However, I trust that he/she was one of those “few voices” speaking on the Buttals polo field issue and I look forward to further “vigorous discussion” from him/her on the matter.
I gave my views in the Senate debate on the Brighton land, and through the media, I subsequently corrected the erroneous statements made to the effect that the Brighton land was either not arable or was not likely to go into agriculture, since I could categorically state it was actually under agriculture.
I was not aware that there were many other “voices” on the issue. As to what became of “the sheep farming that was hinted at in the early stages of the acquisition at Buttals”, I recommend asking the owner of the Buttals property, as he has not informed me of his past, present or future plans for the property.

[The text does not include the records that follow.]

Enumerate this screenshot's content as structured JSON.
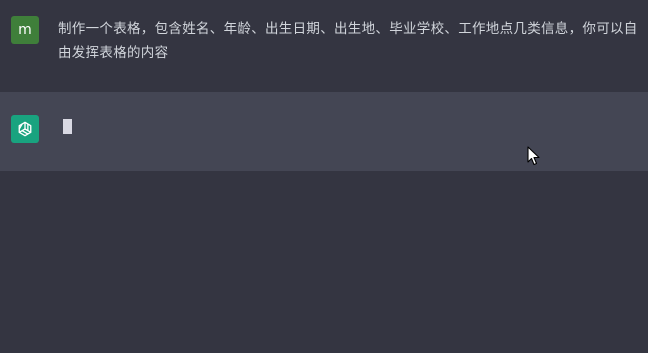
{
  "conversation": {
    "user_message": {
      "avatar_letter": "m",
      "text": "制作一个表格，包含姓名、年龄、出生日期、出生地、毕业学校、工作地点几类信息，你可以自由发挥表格的内容"
    },
    "assistant_message": {
      "avatar_icon": "openai-logo-icon",
      "text": ""
    }
  },
  "colors": {
    "background": "#343541",
    "assistant_background": "#444654",
    "user_avatar": "#3f7f3a",
    "assistant_avatar": "#19a37f",
    "text": "#d1d5db"
  }
}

I am puzzled though, why the writer did not mention the highly publicised development of 220 acres of agricultural land at Pickering. I wholeheartedly agree with development for St Lucy, but we don’t need to destroy good agricultural land to do it.
What of the proposed Harrison Point development approved by Parliament about three years ago? Is that to die a natural death, and better agricultural land be taken out for another development project? The Prime Minister, as reported in the June 20 Sunday Sun, states that the project is consistent with the Physical Development Plan.

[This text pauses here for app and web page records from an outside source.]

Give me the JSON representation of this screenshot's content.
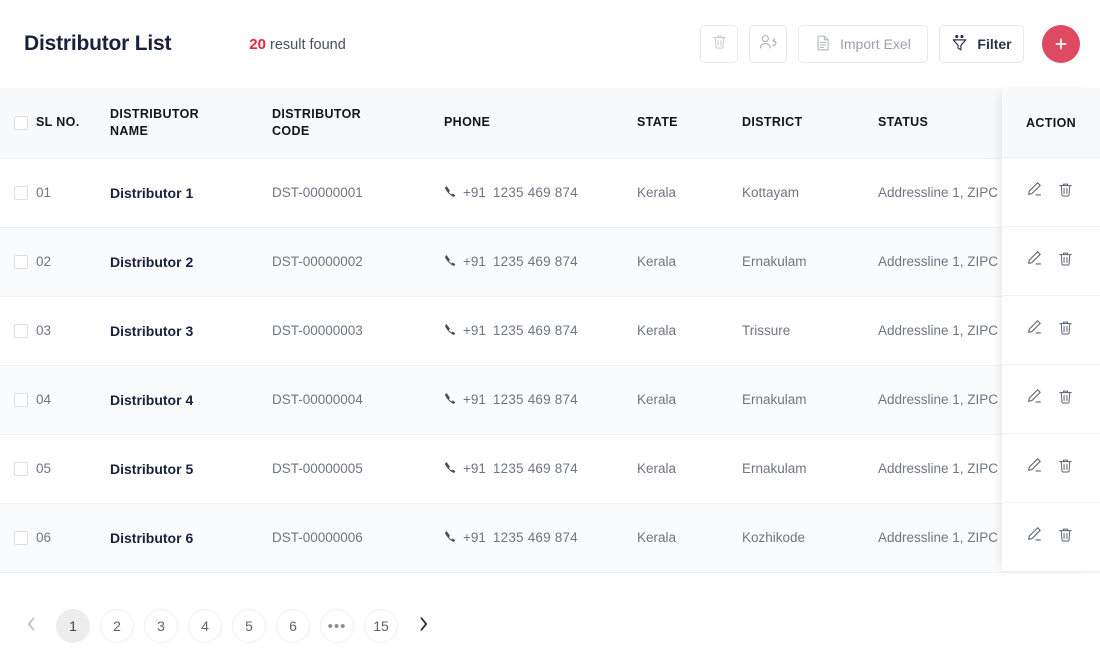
{
  "header": {
    "title": "Distributor List",
    "result_count": "20",
    "result_label": "result found",
    "accent_color": "#e8273f",
    "fab_color": "#dd4a62"
  },
  "toolbar": {
    "delete_icon": "trash-icon",
    "assign_user_icon": "user-assign-icon",
    "import_label": "Import Exel",
    "import_icon": "document-icon",
    "filter_label": "Filter",
    "filter_icon": "funnel-icon",
    "add_label": "+"
  },
  "table": {
    "columns": [
      "SL NO.",
      "DISTRIBUTOR NAME",
      "DISTRIBUTOR CODE",
      "PHONE",
      "STATE",
      "DISTRICT",
      "STATUS",
      "ACTION"
    ],
    "column_lines": {
      "sl": [
        "SL NO."
      ],
      "name": [
        "DISTRIBUTOR",
        "NAME"
      ],
      "code": [
        "DISTRIBUTOR",
        "CODE"
      ],
      "phone": [
        "PHONE"
      ],
      "state": [
        "STATE"
      ],
      "district": [
        "DISTRICT"
      ],
      "status": [
        "STATUS"
      ],
      "action": [
        "ACTION"
      ]
    },
    "rows": [
      {
        "sl": "01",
        "name": "Distributor 1",
        "code": "DST-00000001",
        "phone_prefix": "+91",
        "phone": "1235 469 874",
        "state": "Kerala",
        "district": "Kottayam",
        "status": "Addressline 1, ZIPC"
      },
      {
        "sl": "02",
        "name": "Distributor 2",
        "code": "DST-00000002",
        "phone_prefix": "+91",
        "phone": "1235 469 874",
        "state": "Kerala",
        "district": "Ernakulam",
        "status": "Addressline 1, ZIPC"
      },
      {
        "sl": "03",
        "name": "Distributor 3",
        "code": "DST-00000003",
        "phone_prefix": "+91",
        "phone": "1235 469 874",
        "state": "Kerala",
        "district": "Trissure",
        "status": "Addressline 1, ZIPC"
      },
      {
        "sl": "04",
        "name": "Distributor 4",
        "code": "DST-00000004",
        "phone_prefix": "+91",
        "phone": "1235 469 874",
        "state": "Kerala",
        "district": "Ernakulam",
        "status": "Addressline 1, ZIPC"
      },
      {
        "sl": "05",
        "name": "Distributor 5",
        "code": "DST-00000005",
        "phone_prefix": "+91",
        "phone": "1235 469 874",
        "state": "Kerala",
        "district": "Ernakulam",
        "status": "Addressline 1, ZIPC"
      },
      {
        "sl": "06",
        "name": "Distributor 6",
        "code": "DST-00000006",
        "phone_prefix": "+91",
        "phone": "1235 469 874",
        "state": "Kerala",
        "district": "Kozhikode",
        "status": "Addressline 1, ZIPC"
      }
    ],
    "row_actions": {
      "edit_icon": "pencil-edit-icon",
      "delete_icon": "trash-icon"
    }
  },
  "pagination": {
    "prev_icon": "chevron-left-icon",
    "next_icon": "chevron-right-icon",
    "pages": [
      "1",
      "2",
      "3",
      "4",
      "5",
      "6",
      "•••",
      "15"
    ],
    "active_page": "1"
  }
}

Well, certainly not the part of the plan which indicates that non-agricultural uses in the agricultural areas are only permitted in accordance with a number of policies, including “an amendment to the Physical Development Plan where the land area is greater than ten hectares…”.
I would have assumed that such an amendment would have had to go before Parliament – but of course it may be one of the many things which comes before Parliament for regularisation years after the fact.
The Prime Minister is also reported as describing the project as the delivery of a major promise made in the February 2008 Throne Speech.
Well, I remember another promise made in that Throne Speech which was (my government) “will introduce the Agricultural Protection Act that will require a two-thirds majority of both Houses of Parliament for a change of use of land from agriculture”.
That seems to have gone by the wayside. What we need is a clear land use policy that designates a certain area of land for agriculture and clearly states exactly where this is, and to be assured this policy does not change whenever it is convenient.
Furthermore, in my opinion, the format of the Physical Development Plan is designed to confuse and the policies stated therein are about as clear as mud – but then of course, that can be convenient in certain circumstances.
I will continue to stand behind what I believe but I too feel like a “voice crying in the wilderness”.
DR. FRANCIS CHANDLER